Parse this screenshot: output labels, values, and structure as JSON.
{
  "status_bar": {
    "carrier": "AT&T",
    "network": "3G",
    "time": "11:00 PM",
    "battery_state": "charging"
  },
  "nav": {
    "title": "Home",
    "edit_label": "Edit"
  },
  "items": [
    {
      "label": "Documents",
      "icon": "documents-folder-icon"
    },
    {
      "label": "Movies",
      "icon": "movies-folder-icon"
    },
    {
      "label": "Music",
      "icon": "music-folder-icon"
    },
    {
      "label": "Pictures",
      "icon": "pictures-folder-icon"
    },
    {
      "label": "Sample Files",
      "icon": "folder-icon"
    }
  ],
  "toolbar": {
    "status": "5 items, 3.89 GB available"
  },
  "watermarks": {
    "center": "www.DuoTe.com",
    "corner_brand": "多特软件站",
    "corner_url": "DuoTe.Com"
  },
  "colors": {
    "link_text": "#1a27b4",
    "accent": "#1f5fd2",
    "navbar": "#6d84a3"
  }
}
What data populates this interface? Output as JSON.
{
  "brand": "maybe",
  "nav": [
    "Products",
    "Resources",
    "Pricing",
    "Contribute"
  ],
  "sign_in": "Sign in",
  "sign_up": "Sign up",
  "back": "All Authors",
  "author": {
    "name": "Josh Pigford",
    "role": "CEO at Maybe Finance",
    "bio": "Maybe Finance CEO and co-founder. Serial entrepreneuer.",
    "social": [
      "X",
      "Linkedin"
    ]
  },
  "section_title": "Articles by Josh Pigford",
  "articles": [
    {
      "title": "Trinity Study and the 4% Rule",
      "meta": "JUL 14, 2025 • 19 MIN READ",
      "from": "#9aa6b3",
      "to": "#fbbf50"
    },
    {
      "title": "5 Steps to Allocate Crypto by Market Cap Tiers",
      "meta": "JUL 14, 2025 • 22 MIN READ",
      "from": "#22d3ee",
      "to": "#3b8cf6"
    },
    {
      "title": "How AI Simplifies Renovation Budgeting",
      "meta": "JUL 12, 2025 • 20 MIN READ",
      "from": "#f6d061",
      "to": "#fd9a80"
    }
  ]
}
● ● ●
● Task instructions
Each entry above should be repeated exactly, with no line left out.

● Problem solution
Parse this screenshot: output labels, values, and structure as JSON.
{
  "status_bar": {
    "carrier": "AT&T",
    "network": "3G",
    "time": "11:00 PM",
    "battery_state": "charging"
  },
  "nav": {
    "title": "Home",
    "edit_label": "Edit"
  },
  "items": [
    {
      "label": "Documents",
      "icon": "documents-folder-icon"
    },
    {
      "label": "Movies",
      "icon": "movies-folder-icon"
    },
    {
      "label": "Music",
      "icon": "music-folder-icon"
    },
    {
      "label": "Pictures",
      "icon": "pictures-folder-icon"
    },
    {
      "label": "Sample Files",
      "icon": "folder-icon"
    }
  ],
  "toolbar": {
    "status": "5 items, 3.89 GB available"
  },
  "watermarks": {
    "center": "www.DuoTe.com",
    "corner_brand": "多特软件站",
    "corner_url": "DuoTe.Com"
  },
  "colors": {
    "link_text": "#1a27b4",
    "accent": "#1f5fd2",
    "navbar": "#6d84a3"
  }
}
What data populates this interface? Output as JSON.
{
  "brand": "maybe",
  "nav": [
    "Products",
    "Resources",
    "Pricing",
    "Contribute"
  ],
  "sign_in": "Sign in",
  "sign_up": "Sign up",
  "back": "All Authors",
  "author": {
    "name": "Josh Pigford",
    "role": "CEO at Maybe Finance",
    "bio": "Maybe Finance CEO and co-founder. Serial entrepreneuer.",
    "social": [
      "X",
      "Linkedin"
    ]
  },
  "section_title": "Articles by Josh Pigford",
  "articles": [
    {
      "title": "Trinity Study and the 4% Rule",
      "meta": "JUL 14, 2025 • 19 MIN READ",
      "from": "#9aa6b3",
      "to": "#fbbf50"
    },
    {
      "title": "5 Steps to Allocate Crypto by Market Cap Tiers",
      "meta": "JUL 14, 2025 • 22 MIN READ",
      "from": "#22d3ee",
      "to": "#3b8cf6"
    },
    {
      "title": "How AI Simplifies Renovation Budgeting",
      "meta": "JUL 12, 2025 • 20 MIN READ",
      "from": "#f6d061",
      "to": "#fd9a80"
    }
  ]
}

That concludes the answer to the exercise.